Task brief » The expected response is an exact repetition of every record, with images excluded.
- - - - -
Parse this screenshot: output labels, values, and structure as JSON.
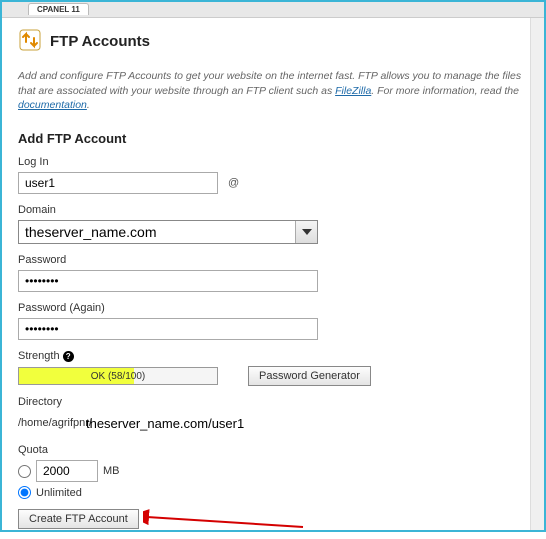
{
  "tab": {
    "label": "CPANEL 11"
  },
  "header": {
    "title": "FTP Accounts"
  },
  "intro": {
    "text_before": "Add and configure FTP Accounts to get your website on the internet fast. FTP allows you to manage the files that are associated with your website through an FTP client such as ",
    "filezilla": "FileZilla",
    "text_mid": ". For more information, read the ",
    "docs": "documentation",
    "text_after": "."
  },
  "form": {
    "section_title": "Add FTP Account",
    "login": {
      "label": "Log In",
      "value": "user1",
      "at": "@"
    },
    "domain": {
      "label": "Domain",
      "selected": "theserver_name.com"
    },
    "password": {
      "label": "Password",
      "value": "••••••••"
    },
    "password_again": {
      "label": "Password (Again)",
      "value": "••••••••"
    },
    "strength": {
      "label": "Strength",
      "text": "OK (58/100)",
      "fill_percent": 58,
      "generator_btn": "Password Generator"
    },
    "directory": {
      "label": "Directory",
      "prefix": "/home/agrifpnr/",
      "value": "theserver_name.com/user1"
    },
    "quota": {
      "label": "Quota",
      "value": "2000",
      "unit": "MB",
      "unlimited_label": "Unlimited",
      "selected": "unlimited"
    },
    "submit": "Create FTP Account"
  }
}
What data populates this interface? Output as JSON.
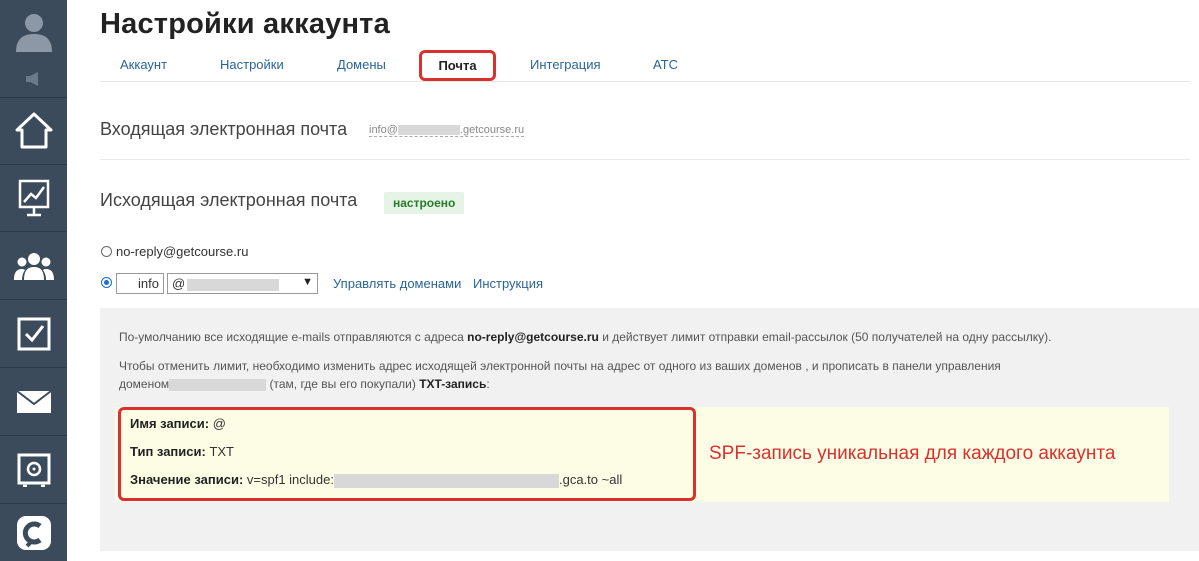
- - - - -
The completed task »
Parse this screenshot: output labels, values, and structure as JSON.
{
  "tab": {
    "label": "CPANEL 11"
  },
  "header": {
    "title": "FTP Accounts"
  },
  "intro": {
    "text_before": "Add and configure FTP Accounts to get your website on the internet fast. FTP allows you to manage the files that are associated with your website through an FTP client such as ",
    "filezilla": "FileZilla",
    "text_mid": ". For more information, read the ",
    "docs": "documentation",
    "text_after": "."
  },
  "form": {
    "section_title": "Add FTP Account",
    "login": {
      "label": "Log In",
      "value": "user1",
      "at": "@"
    },
    "domain": {
      "label": "Domain",
      "selected": "theserver_name.com"
    },
    "password": {
      "label": "Password",
      "value": "••••••••"
    },
    "password_again": {
      "label": "Password (Again)",
      "value": "••••••••"
    },
    "strength": {
      "label": "Strength",
      "text": "OK (58/100)",
      "fill_percent": 58,
      "generator_btn": "Password Generator"
    },
    "directory": {
      "label": "Directory",
      "prefix": "/home/agrifpnr/",
      "value": "theserver_name.com/user1"
    },
    "quota": {
      "label": "Quota",
      "value": "2000",
      "unit": "MB",
      "unlimited_label": "Unlimited",
      "selected": "unlimited"
    },
    "submit": "Create FTP Account"
  }
}
What data populates this interface? Output as JSON.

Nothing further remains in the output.